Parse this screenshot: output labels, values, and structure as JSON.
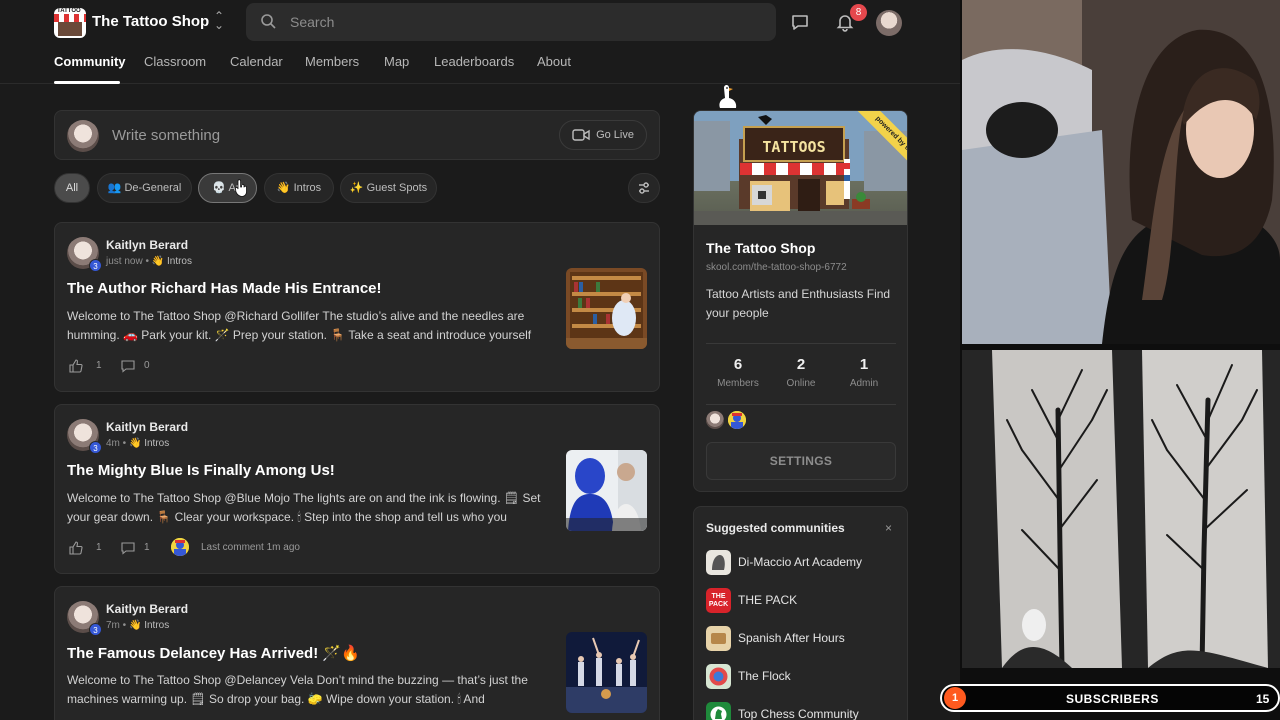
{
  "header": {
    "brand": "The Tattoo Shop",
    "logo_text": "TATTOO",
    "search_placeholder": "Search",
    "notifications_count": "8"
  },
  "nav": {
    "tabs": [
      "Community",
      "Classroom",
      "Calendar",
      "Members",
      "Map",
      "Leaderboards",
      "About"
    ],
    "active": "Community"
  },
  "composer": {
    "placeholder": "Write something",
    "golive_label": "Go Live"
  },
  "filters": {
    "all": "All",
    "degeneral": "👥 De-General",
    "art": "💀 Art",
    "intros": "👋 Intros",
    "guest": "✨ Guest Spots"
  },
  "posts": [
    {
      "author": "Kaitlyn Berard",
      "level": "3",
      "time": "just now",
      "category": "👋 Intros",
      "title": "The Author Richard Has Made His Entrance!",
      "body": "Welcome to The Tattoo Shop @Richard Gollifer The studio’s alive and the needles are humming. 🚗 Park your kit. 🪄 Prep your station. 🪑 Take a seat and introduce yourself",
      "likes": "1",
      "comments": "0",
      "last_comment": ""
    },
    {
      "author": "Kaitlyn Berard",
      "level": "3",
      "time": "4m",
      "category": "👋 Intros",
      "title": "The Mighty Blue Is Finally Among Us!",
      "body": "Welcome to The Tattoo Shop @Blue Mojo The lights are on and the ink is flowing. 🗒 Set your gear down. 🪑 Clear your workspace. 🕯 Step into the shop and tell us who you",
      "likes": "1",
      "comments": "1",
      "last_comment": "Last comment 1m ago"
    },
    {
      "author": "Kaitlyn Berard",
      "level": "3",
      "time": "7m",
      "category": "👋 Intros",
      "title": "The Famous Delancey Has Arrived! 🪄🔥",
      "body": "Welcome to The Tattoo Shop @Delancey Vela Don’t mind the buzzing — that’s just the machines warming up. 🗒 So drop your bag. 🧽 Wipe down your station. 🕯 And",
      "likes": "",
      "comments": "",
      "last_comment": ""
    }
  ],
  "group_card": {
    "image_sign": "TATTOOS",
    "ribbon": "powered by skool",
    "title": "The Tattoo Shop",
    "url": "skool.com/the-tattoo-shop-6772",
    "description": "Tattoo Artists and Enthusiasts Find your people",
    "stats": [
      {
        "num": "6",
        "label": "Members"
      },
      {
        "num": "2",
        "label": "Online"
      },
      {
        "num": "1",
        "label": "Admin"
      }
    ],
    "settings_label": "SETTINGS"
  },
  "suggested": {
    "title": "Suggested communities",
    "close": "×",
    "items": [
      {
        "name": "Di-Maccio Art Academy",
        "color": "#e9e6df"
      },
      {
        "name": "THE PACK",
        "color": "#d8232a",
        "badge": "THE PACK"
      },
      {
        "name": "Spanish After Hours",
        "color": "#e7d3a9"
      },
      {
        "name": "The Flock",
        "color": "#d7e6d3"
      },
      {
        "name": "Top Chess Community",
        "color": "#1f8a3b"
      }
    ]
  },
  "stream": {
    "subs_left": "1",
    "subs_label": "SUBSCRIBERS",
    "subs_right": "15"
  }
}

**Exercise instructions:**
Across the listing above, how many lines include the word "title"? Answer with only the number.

**Expected answer:**
5